+++ INFORMATION SHOWN

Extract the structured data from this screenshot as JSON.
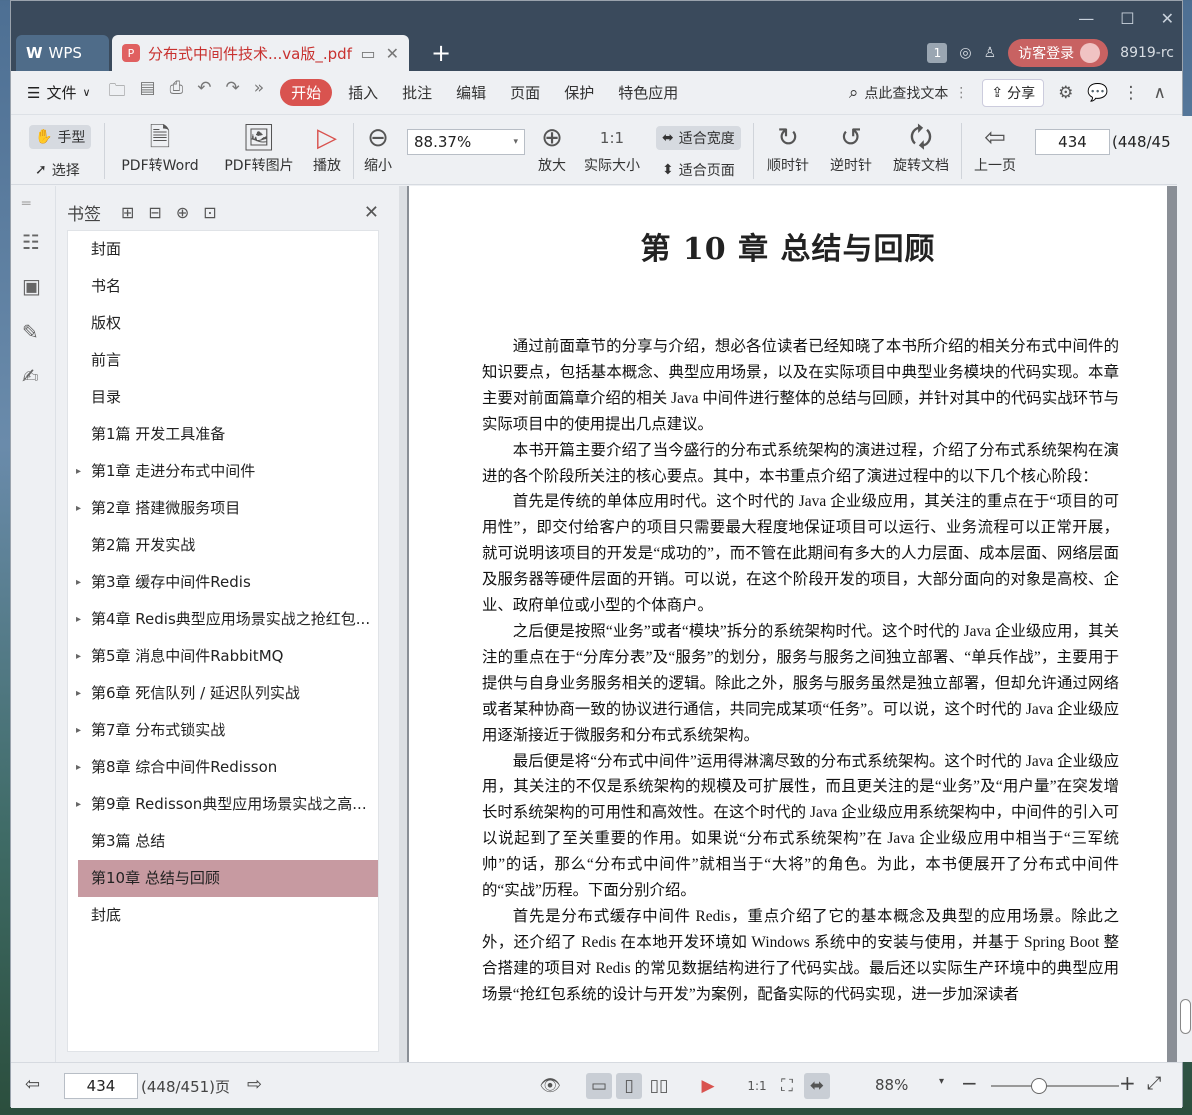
{
  "tabs": {
    "wps_label": "WPS",
    "doc_label": "分布式中间件技术...va版_.pdf"
  },
  "titlebar": {
    "page_badge": "1",
    "login_label": "访客登录",
    "user_id": "8919-rc"
  },
  "menubar": {
    "file_label": "文件",
    "items": [
      "开始",
      "插入",
      "批注",
      "编辑",
      "页面",
      "保护",
      "特色应用"
    ],
    "search_label": "点此查找文本",
    "share_label": "分享"
  },
  "ribbon": {
    "hand_label": "手型",
    "select_label": "选择",
    "pdf_to_word": "PDF转Word",
    "pdf_to_image": "PDF转图片",
    "play": "播放",
    "zoom_out": "缩小",
    "zoom_value": "88.37%",
    "zoom_in": "放大",
    "actual_size": "实际大小",
    "fit_width": "适合宽度",
    "fit_page": "适合页面",
    "clockwise": "顺时针",
    "counter_clockwise": "逆时针",
    "rotate_doc": "旋转文档",
    "prev_page": "上一页",
    "page_input": "434",
    "page_total": "(448/45"
  },
  "bookmarks": {
    "title": "书签",
    "items": [
      {
        "label": "封面",
        "expandable": false
      },
      {
        "label": "书名",
        "expandable": false
      },
      {
        "label": "版权",
        "expandable": false
      },
      {
        "label": "前言",
        "expandable": false
      },
      {
        "label": "目录",
        "expandable": false
      },
      {
        "label": "第1篇  开发工具准备",
        "expandable": false
      },
      {
        "label": "第1章  走进分布式中间件",
        "expandable": true
      },
      {
        "label": "第2章  搭建微服务项目",
        "expandable": true
      },
      {
        "label": "第2篇  开发实战",
        "expandable": false
      },
      {
        "label": "第3章  缓存中间件Redis",
        "expandable": true
      },
      {
        "label": "第4章  Redis典型应用场景实战之抢红包...",
        "expandable": true
      },
      {
        "label": "第5章  消息中间件RabbitMQ",
        "expandable": true
      },
      {
        "label": "第6章  死信队列 / 延迟队列实战",
        "expandable": true
      },
      {
        "label": "第7章  分布式锁实战",
        "expandable": true
      },
      {
        "label": "第8章  综合中间件Redisson",
        "expandable": true
      },
      {
        "label": "第9章  Redisson典型应用场景实战之高...",
        "expandable": true
      },
      {
        "label": "第3篇  总结",
        "expandable": false
      },
      {
        "label": "第10章  总结与回顾",
        "expandable": false,
        "selected": true
      },
      {
        "label": "封底",
        "expandable": false
      }
    ]
  },
  "document": {
    "chapter_title": "第 10 章    总结与回顾",
    "paragraphs": [
      "通过前面章节的分享与介绍，想必各位读者已经知晓了本书所介绍的相关分布式中间件的知识要点，包括基本概念、典型应用场景，以及在实际项目中典型业务模块的代码实现。本章主要对前面篇章介绍的相关 Java 中间件进行整体的总结与回顾，并针对其中的代码实战环节与实际项目中的使用提出几点建议。",
      "本书开篇主要介绍了当今盛行的分布式系统架构的演进过程，介绍了分布式系统架构在演进的各个阶段所关注的核心要点。其中，本书重点介绍了演进过程中的以下几个核心阶段：",
      "首先是传统的单体应用时代。这个时代的 Java 企业级应用，其关注的重点在于“项目的可用性”，即交付给客户的项目只需要最大程度地保证项目可以运行、业务流程可以正常开展，就可说明该项目的开发是“成功的”，而不管在此期间有多大的人力层面、成本层面、网络层面及服务器等硬件层面的开销。可以说，在这个阶段开发的项目，大部分面向的对象是高校、企业、政府单位或小型的个体商户。",
      "之后便是按照“业务”或者“模块”拆分的系统架构时代。这个时代的 Java 企业级应用，其关注的重点在于“分库分表”及“服务”的划分，服务与服务之间独立部署、“单兵作战”，主要用于提供与自身业务服务相关的逻辑。除此之外，服务与服务虽然是独立部署，但却允许通过网络或者某种协商一致的协议进行通信，共同完成某项“任务”。可以说，这个时代的 Java 企业级应用逐渐接近于微服务和分布式系统架构。",
      "最后便是将“分布式中间件”运用得淋漓尽致的分布式系统架构。这个时代的 Java 企业级应用，其关注的不仅是系统架构的规模及可扩展性，而且更关注的是“业务”及“用户量”在突发增长时系统架构的可用性和高效性。在这个时代的 Java 企业级应用系统架构中，中间件的引入可以说起到了至关重要的作用。如果说“分布式系统架构”在 Java 企业级应用中相当于“三军统帅”的话，那么“分布式中间件”就相当于“大将”的角色。为此，本书便展开了分布式中间件的“实战”历程。下面分别介绍。",
      "首先是分布式缓存中间件 Redis，重点介绍了它的基本概念及典型的应用场景。除此之外，还介绍了 Redis 在本地开发环境如 Windows 系统中的安装与使用，并基于 Spring Boot 整合搭建的项目对 Redis 的常见数据结构进行了代码实战。最后还以实际生产环境中的典型应用场景“抢红包系统的设计与开发”为案例，配备实际的代码实现，进一步加深读者"
    ]
  },
  "statusbar": {
    "page_input": "434",
    "page_total": "(448/451)页",
    "zoom": "88%"
  }
}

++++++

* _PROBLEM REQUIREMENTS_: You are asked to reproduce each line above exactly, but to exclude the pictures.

* _TASK RESPONSE_:
Extract the structured data from this screenshot as JSON.
{
  "tabs": {
    "wps_label": "WPS",
    "doc_label": "分布式中间件技术...va版_.pdf"
  },
  "titlebar": {
    "page_badge": "1",
    "login_label": "访客登录",
    "user_id": "8919-rc"
  },
  "menubar": {
    "file_label": "文件",
    "items": [
      "开始",
      "插入",
      "批注",
      "编辑",
      "页面",
      "保护",
      "特色应用"
    ],
    "search_label": "点此查找文本",
    "share_label": "分享"
  },
  "ribbon": {
    "hand_label": "手型",
    "select_label": "选择",
    "pdf_to_word": "PDF转Word",
    "pdf_to_image": "PDF转图片",
    "play": "播放",
    "zoom_out": "缩小",
    "zoom_value": "88.37%",
    "zoom_in": "放大",
    "actual_size": "实际大小",
    "fit_width": "适合宽度",
    "fit_page": "适合页面",
    "clockwise": "顺时针",
    "counter_clockwise": "逆时针",
    "rotate_doc": "旋转文档",
    "prev_page": "上一页",
    "page_input": "434",
    "page_total": "(448/45"
  },
  "bookmarks": {
    "title": "书签",
    "items": [
      {
        "label": "封面",
        "expandable": false
      },
      {
        "label": "书名",
        "expandable": false
      },
      {
        "label": "版权",
        "expandable": false
      },
      {
        "label": "前言",
        "expandable": false
      },
      {
        "label": "目录",
        "expandable": false
      },
      {
        "label": "第1篇  开发工具准备",
        "expandable": false
      },
      {
        "label": "第1章  走进分布式中间件",
        "expandable": true
      },
      {
        "label": "第2章  搭建微服务项目",
        "expandable": true
      },
      {
        "label": "第2篇  开发实战",
        "expandable": false
      },
      {
        "label": "第3章  缓存中间件Redis",
        "expandable": true
      },
      {
        "label": "第4章  Redis典型应用场景实战之抢红包...",
        "expandable": true
      },
      {
        "label": "第5章  消息中间件RabbitMQ",
        "expandable": true
      },
      {
        "label": "第6章  死信队列 / 延迟队列实战",
        "expandable": true
      },
      {
        "label": "第7章  分布式锁实战",
        "expandable": true
      },
      {
        "label": "第8章  综合中间件Redisson",
        "expandable": true
      },
      {
        "label": "第9章  Redisson典型应用场景实战之高...",
        "expandable": true
      },
      {
        "label": "第3篇  总结",
        "expandable": false
      },
      {
        "label": "第10章  总结与回顾",
        "expandable": false,
        "selected": true
      },
      {
        "label": "封底",
        "expandable": false
      }
    ]
  },
  "document": {
    "chapter_title": "第 10 章    总结与回顾",
    "paragraphs": [
      "通过前面章节的分享与介绍，想必各位读者已经知晓了本书所介绍的相关分布式中间件的知识要点，包括基本概念、典型应用场景，以及在实际项目中典型业务模块的代码实现。本章主要对前面篇章介绍的相关 Java 中间件进行整体的总结与回顾，并针对其中的代码实战环节与实际项目中的使用提出几点建议。",
      "本书开篇主要介绍了当今盛行的分布式系统架构的演进过程，介绍了分布式系统架构在演进的各个阶段所关注的核心要点。其中，本书重点介绍了演进过程中的以下几个核心阶段：",
      "首先是传统的单体应用时代。这个时代的 Java 企业级应用，其关注的重点在于“项目的可用性”，即交付给客户的项目只需要最大程度地保证项目可以运行、业务流程可以正常开展，就可说明该项目的开发是“成功的”，而不管在此期间有多大的人力层面、成本层面、网络层面及服务器等硬件层面的开销。可以说，在这个阶段开发的项目，大部分面向的对象是高校、企业、政府单位或小型的个体商户。",
      "之后便是按照“业务”或者“模块”拆分的系统架构时代。这个时代的 Java 企业级应用，其关注的重点在于“分库分表”及“服务”的划分，服务与服务之间独立部署、“单兵作战”，主要用于提供与自身业务服务相关的逻辑。除此之外，服务与服务虽然是独立部署，但却允许通过网络或者某种协商一致的协议进行通信，共同完成某项“任务”。可以说，这个时代的 Java 企业级应用逐渐接近于微服务和分布式系统架构。",
      "最后便是将“分布式中间件”运用得淋漓尽致的分布式系统架构。这个时代的 Java 企业级应用，其关注的不仅是系统架构的规模及可扩展性，而且更关注的是“业务”及“用户量”在突发增长时系统架构的可用性和高效性。在这个时代的 Java 企业级应用系统架构中，中间件的引入可以说起到了至关重要的作用。如果说“分布式系统架构”在 Java 企业级应用中相当于“三军统帅”的话，那么“分布式中间件”就相当于“大将”的角色。为此，本书便展开了分布式中间件的“实战”历程。下面分别介绍。",
      "首先是分布式缓存中间件 Redis，重点介绍了它的基本概念及典型的应用场景。除此之外，还介绍了 Redis 在本地开发环境如 Windows 系统中的安装与使用，并基于 Spring Boot 整合搭建的项目对 Redis 的常见数据结构进行了代码实战。最后还以实际生产环境中的典型应用场景“抢红包系统的设计与开发”为案例，配备实际的代码实现，进一步加深读者"
    ]
  },
  "statusbar": {
    "page_input": "434",
    "page_total": "(448/451)页",
    "zoom": "88%"
  }
}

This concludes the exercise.